  • Range: 10 yards
  • Weight: 11 lbs
  • Ammo: .69 ball
  • Iron and wood


The Pole Cannon is fired by igniting the black powder through a touch hole on the barrel. The weapon is then rotated one-third of the way to bring the next barrel into the rotation. The ability to fire multiple shots before reloading it gave it great value for its time.

The reason why later Muskets did not copy the 3 barrel design was due to the fact that Muskets had a more complex trigger mechanism that would be difficult to put individually for each barrel. To have a finger trigger would require the barrel to be closer to the base of the gun, and thus the barrel had to be much longer than what Handcannons had: this would make such a weapon too heavy to use. The superior technology of the Musket made it more efficient in range, reloading and reliability: and thus was more relevant than multiple barrels.
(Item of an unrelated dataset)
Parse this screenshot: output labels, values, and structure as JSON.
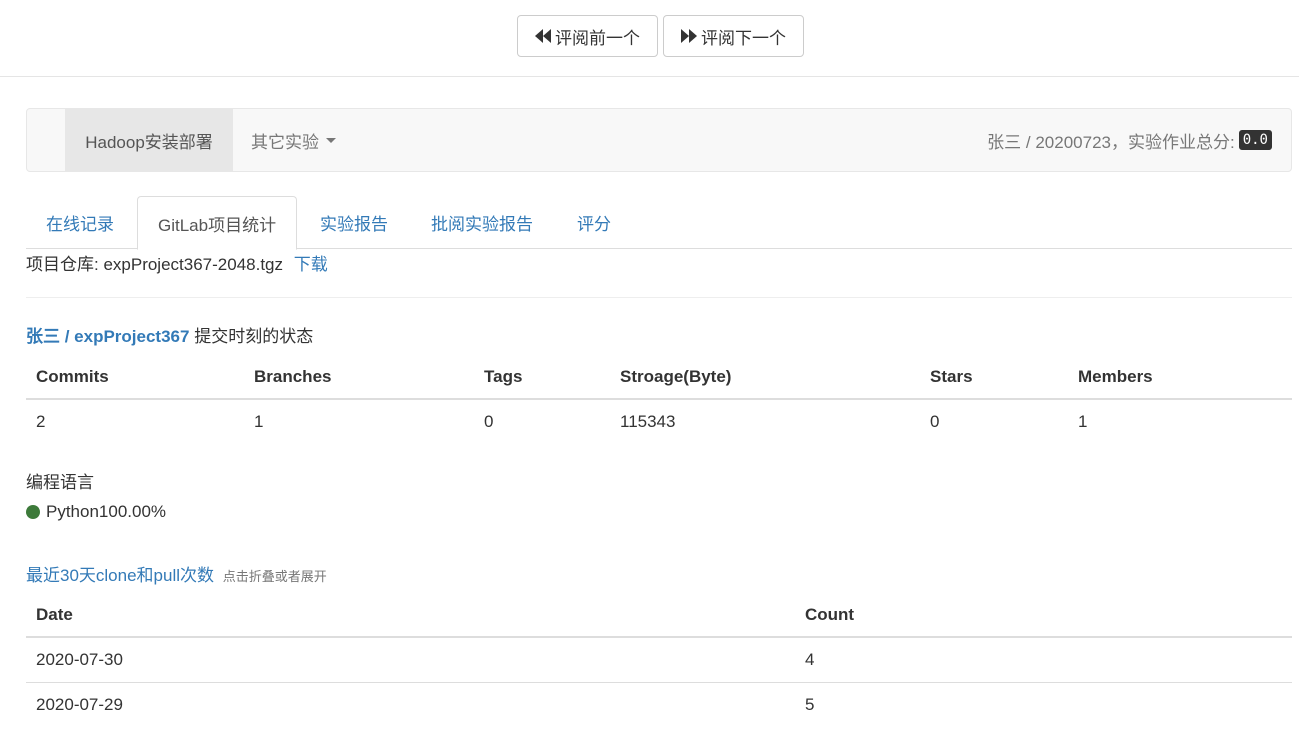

The Gatling Gun used multiple barrels as well; but in a different manner. A Gatling Gun has its barrels rotate to allow each individual barrel to air-cool. There is only one trigger mechanism in a Gatling, and none of the barrels are preloaded individually.